As more and more individuals take part in the recreational risk activity of storm chasing the need to examine the factors influencing these decisions is necessary. Studies have previously examined either the motivations that drive risk activities or the personality traits (i.e. sensation-seeking characteristics) associated with other risk recreational activity participants; however, little has been done to examine the risk recreational group of storm chasers.

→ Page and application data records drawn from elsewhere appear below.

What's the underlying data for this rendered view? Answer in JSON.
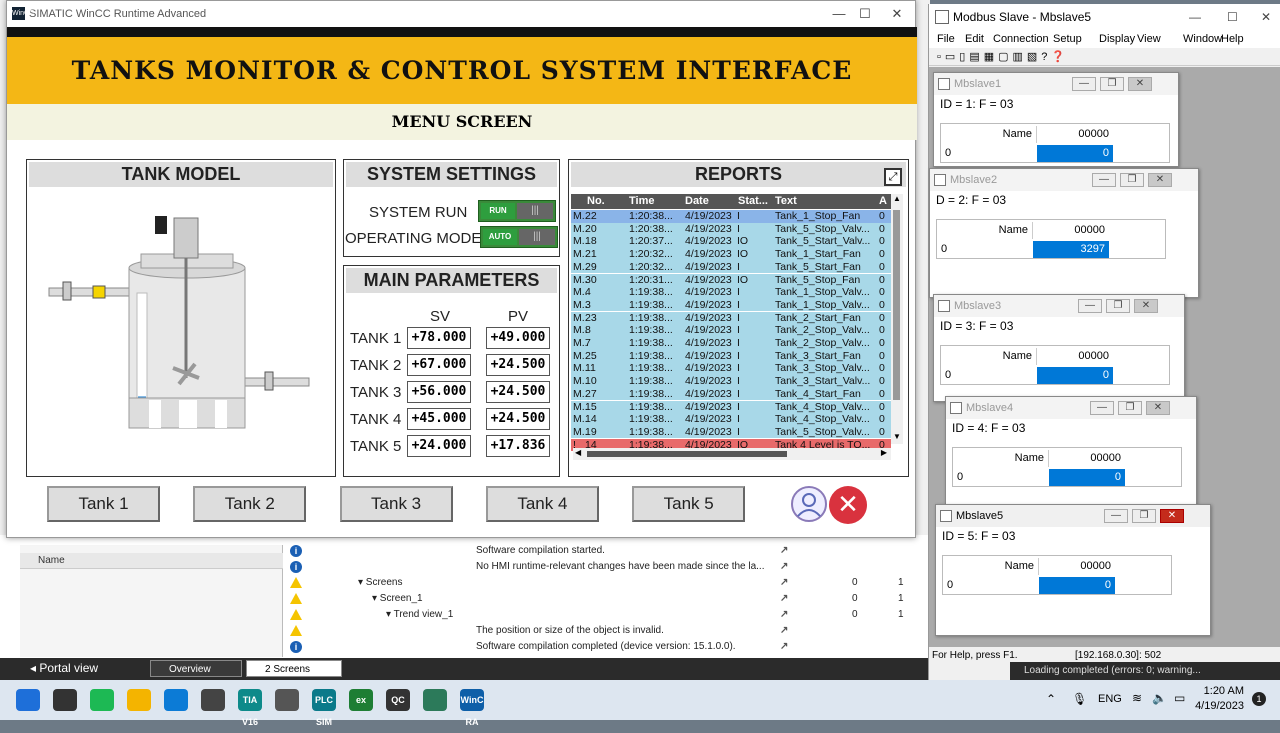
{
  "wincc": {
    "window_title": "SIMATIC WinCC Runtime Advanced",
    "logo_text": "WinCC",
    "banner": "TANKS MONITOR & CONTROL SYSTEM INTERFACE",
    "screen_name": "MENU SCREEN",
    "tank_model": {
      "title": "TANK MODEL",
      "level_fraction": 0.2
    },
    "system_settings": {
      "title": "SYSTEM SETTINGS",
      "rows": [
        {
          "label": "SYSTEM RUN",
          "state": "RUN"
        },
        {
          "label": "OPERATING MODE",
          "state": "AUTO"
        }
      ]
    },
    "main_parameters": {
      "title": "MAIN PARAMETERS",
      "sv_header": "SV",
      "pv_header": "PV",
      "rows": [
        {
          "tank": "TANK 1",
          "sv": "+78.000",
          "pv": "+49.000"
        },
        {
          "tank": "TANK 2",
          "sv": "+67.000",
          "pv": "+24.500"
        },
        {
          "tank": "TANK 3",
          "sv": "+56.000",
          "pv": "+24.500"
        },
        {
          "tank": "TANK 4",
          "sv": "+45.000",
          "pv": "+24.500"
        },
        {
          "tank": "TANK 5",
          "sv": "+24.000",
          "pv": "+17.836"
        }
      ]
    },
    "reports": {
      "title": "REPORTS",
      "columns": [
        "No.",
        "Time",
        "Date",
        "Stat...",
        "Text",
        "A"
      ],
      "rows": [
        {
          "m": "M..",
          "no": "22",
          "time": "1:20:38...",
          "date": "4/19/2023",
          "st": "I",
          "text": "Tank_1_Stop_Fan",
          "a": "0",
          "hl": "sel"
        },
        {
          "m": "M..",
          "no": "20",
          "time": "1:20:38...",
          "date": "4/19/2023",
          "st": "I",
          "text": "Tank_5_Stop_Valv...",
          "a": "0",
          "hl": ""
        },
        {
          "m": "M..",
          "no": "18",
          "time": "1:20:37...",
          "date": "4/19/2023",
          "st": "IO",
          "text": "Tank_5_Start_Valv...",
          "a": "0",
          "hl": ""
        },
        {
          "m": "M..",
          "no": "21",
          "time": "1:20:32...",
          "date": "4/19/2023",
          "st": "IO",
          "text": "Tank_1_Start_Fan",
          "a": "0",
          "hl": ""
        },
        {
          "m": "M..",
          "no": "29",
          "time": "1:20:32...",
          "date": "4/19/2023",
          "st": "I",
          "text": "Tank_5_Start_Fan",
          "a": "0",
          "hl": ""
        },
        {
          "m": "M..",
          "no": "30",
          "time": "1:20:31...",
          "date": "4/19/2023",
          "st": "IO",
          "text": "Tank_5_Stop_Fan",
          "a": "0",
          "hl": ""
        },
        {
          "m": "M..",
          "no": "4",
          "time": "1:19:38...",
          "date": "4/19/2023",
          "st": "I",
          "text": "Tank_1_Stop_Valv...",
          "a": "0",
          "hl": ""
        },
        {
          "m": "M..",
          "no": "3",
          "time": "1:19:38...",
          "date": "4/19/2023",
          "st": "I",
          "text": "Tank_1_Stop_Valv...",
          "a": "0",
          "hl": ""
        },
        {
          "m": "M..",
          "no": "23",
          "time": "1:19:38...",
          "date": "4/19/2023",
          "st": "I",
          "text": "Tank_2_Start_Fan",
          "a": "0",
          "hl": ""
        },
        {
          "m": "M..",
          "no": "8",
          "time": "1:19:38...",
          "date": "4/19/2023",
          "st": "I",
          "text": "Tank_2_Stop_Valv...",
          "a": "0",
          "hl": ""
        },
        {
          "m": "M..",
          "no": "7",
          "time": "1:19:38...",
          "date": "4/19/2023",
          "st": "I",
          "text": "Tank_2_Stop_Valv...",
          "a": "0",
          "hl": ""
        },
        {
          "m": "M..",
          "no": "25",
          "time": "1:19:38...",
          "date": "4/19/2023",
          "st": "I",
          "text": "Tank_3_Start_Fan",
          "a": "0",
          "hl": ""
        },
        {
          "m": "M..",
          "no": "11",
          "time": "1:19:38...",
          "date": "4/19/2023",
          "st": "I",
          "text": "Tank_3_Stop_Valv...",
          "a": "0",
          "hl": ""
        },
        {
          "m": "M..",
          "no": "10",
          "time": "1:19:38...",
          "date": "4/19/2023",
          "st": "I",
          "text": "Tank_3_Start_Valv...",
          "a": "0",
          "hl": ""
        },
        {
          "m": "M..",
          "no": "27",
          "time": "1:19:38...",
          "date": "4/19/2023",
          "st": "I",
          "text": "Tank_4_Start_Fan",
          "a": "0",
          "hl": ""
        },
        {
          "m": "M..",
          "no": "15",
          "time": "1:19:38...",
          "date": "4/19/2023",
          "st": "I",
          "text": "Tank_4_Stop_Valv...",
          "a": "0",
          "hl": ""
        },
        {
          "m": "M..",
          "no": "14",
          "time": "1:19:38...",
          "date": "4/19/2023",
          "st": "I",
          "text": "Tank_4_Stop_Valv...",
          "a": "0",
          "hl": ""
        },
        {
          "m": "M..",
          "no": "19",
          "time": "1:19:38...",
          "date": "4/19/2023",
          "st": "I",
          "text": "Tank_5_Stop_Valv...",
          "a": "0",
          "hl": ""
        },
        {
          "m": "!",
          "no": "14",
          "time": "1:19:38...",
          "date": "4/19/2023",
          "st": "IO",
          "text": "Tank 4 Level is TO...",
          "a": "0",
          "hl": "alarm"
        }
      ]
    },
    "tank_buttons": [
      "Tank 1",
      "Tank 2",
      "Tank 3",
      "Tank 4",
      "Tank 5"
    ]
  },
  "tia": {
    "left_header": "Name",
    "log_rows": [
      {
        "kind": "info",
        "indent": 190,
        "text": "Software compilation started.",
        "arrow": "↗",
        "n1": "",
        "n2": ""
      },
      {
        "kind": "info",
        "indent": 190,
        "text": "No HMI runtime-relevant changes have been made since the la...",
        "arrow": "↗",
        "n1": "",
        "n2": ""
      },
      {
        "kind": "warn",
        "indent": 72,
        "text": "▾ Screens",
        "arrow": "↗",
        "n1": "0",
        "n2": "1"
      },
      {
        "kind": "warn",
        "indent": 86,
        "text": "▾ Screen_1",
        "arrow": "↗",
        "n1": "0",
        "n2": "1"
      },
      {
        "kind": "warn",
        "indent": 100,
        "text": "▾ Trend view_1",
        "arrow": "↗",
        "n1": "0",
        "n2": "1"
      },
      {
        "kind": "warn",
        "indent": 190,
        "text": "The position or size of the object is invalid.",
        "arrow": "↗",
        "n1": "",
        "n2": ""
      },
      {
        "kind": "info",
        "indent": 190,
        "text": "Software compilation completed (device version: 15.1.0.0).",
        "arrow": "↗",
        "n1": "",
        "n2": ""
      }
    ],
    "portal_view": "Portal view",
    "tab_overview": "Overview",
    "tab_screens": "2 Screens",
    "status_message": "Loading completed (errors: 0; warning..."
  },
  "modbus": {
    "title": "Modbus Slave - Mbslave5",
    "menu": [
      "File",
      "Edit",
      "Connection",
      "Setup",
      "Display",
      "View",
      "Window",
      "Help"
    ],
    "status_left": "For Help, press F1.",
    "status_right": "[192.168.0.30]: 502",
    "slaves": [
      {
        "name": "Mbslave1",
        "info": "ID = 1: F = 03",
        "col_name": "Name",
        "col_head": "00000",
        "row": "0",
        "value": "0"
      },
      {
        "name": "Mbslave2",
        "info": "D = 2: F = 03",
        "col_name": "Name",
        "col_head": "00000",
        "row": "0",
        "value": "3297"
      },
      {
        "name": "Mbslave3",
        "info": "ID = 3: F = 03",
        "col_name": "Name",
        "col_head": "00000",
        "row": "0",
        "value": "0"
      },
      {
        "name": "Mbslave4",
        "info": "ID = 4: F = 03",
        "col_name": "Name",
        "col_head": "00000",
        "row": "0",
        "value": "0"
      },
      {
        "name": "Mbslave5",
        "info": "ID = 5: F = 03",
        "col_name": "Name",
        "col_head": "00000",
        "row": "0",
        "value": "0"
      }
    ]
  },
  "taskbar": {
    "apps": [
      {
        "icon": "windows-start-icon",
        "label": "",
        "color": "#1e6fd9"
      },
      {
        "icon": "search-icon",
        "label": "",
        "color": "#333333"
      },
      {
        "icon": "spotify-icon",
        "label": "",
        "color": "#1db954"
      },
      {
        "icon": "file-explorer-icon",
        "label": "",
        "color": "#f4b400"
      },
      {
        "icon": "edge-icon",
        "label": "",
        "color": "#0c7bd6"
      },
      {
        "icon": "clock-app-icon",
        "label": "",
        "color": "#444444"
      },
      {
        "icon": "tia-portal-icon",
        "label": "TIA V16",
        "color": "#0d8a8a"
      },
      {
        "icon": "tool-icon",
        "label": "",
        "color": "#555555"
      },
      {
        "icon": "plcsim-icon",
        "label": "PLC SIM",
        "color": "#0b7a8a"
      },
      {
        "icon": "excel-icon",
        "label": "ex",
        "color": "#1e7e34"
      },
      {
        "icon": "qc-icon",
        "label": "QC",
        "color": "#333333"
      },
      {
        "icon": "modbus-app-icon",
        "label": "",
        "color": "#2c7a5a"
      },
      {
        "icon": "wincc-ra-icon",
        "label": "WinC RA",
        "color": "#0e5fa8"
      }
    ],
    "lang": "ENG",
    "time": "1:20 AM",
    "date": "4/19/2023"
  }
}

A survey instrument gathered information on motivational dimensions, sensation seeking characteristics, and socio-demographic characteristics of storm chaser participants. Results of this study identified that participants in storm chasing do not pursue risks as their ultimate goals, but primarily seek challenging experiences. Learning and gaining insight were identified as integral motivations that influence a particular experience. Furthermore, this study corroborates Robinson’s (1999) findings while further contributing to his definition of a storm chaser. In addition to storm chasers observing and following a developing thunderstorm either for educational purposes, scientific research, or as a recreational activity this study finds that storm chasers are individuals interested in seeking an experience and are further motived by experiencing nature and learning.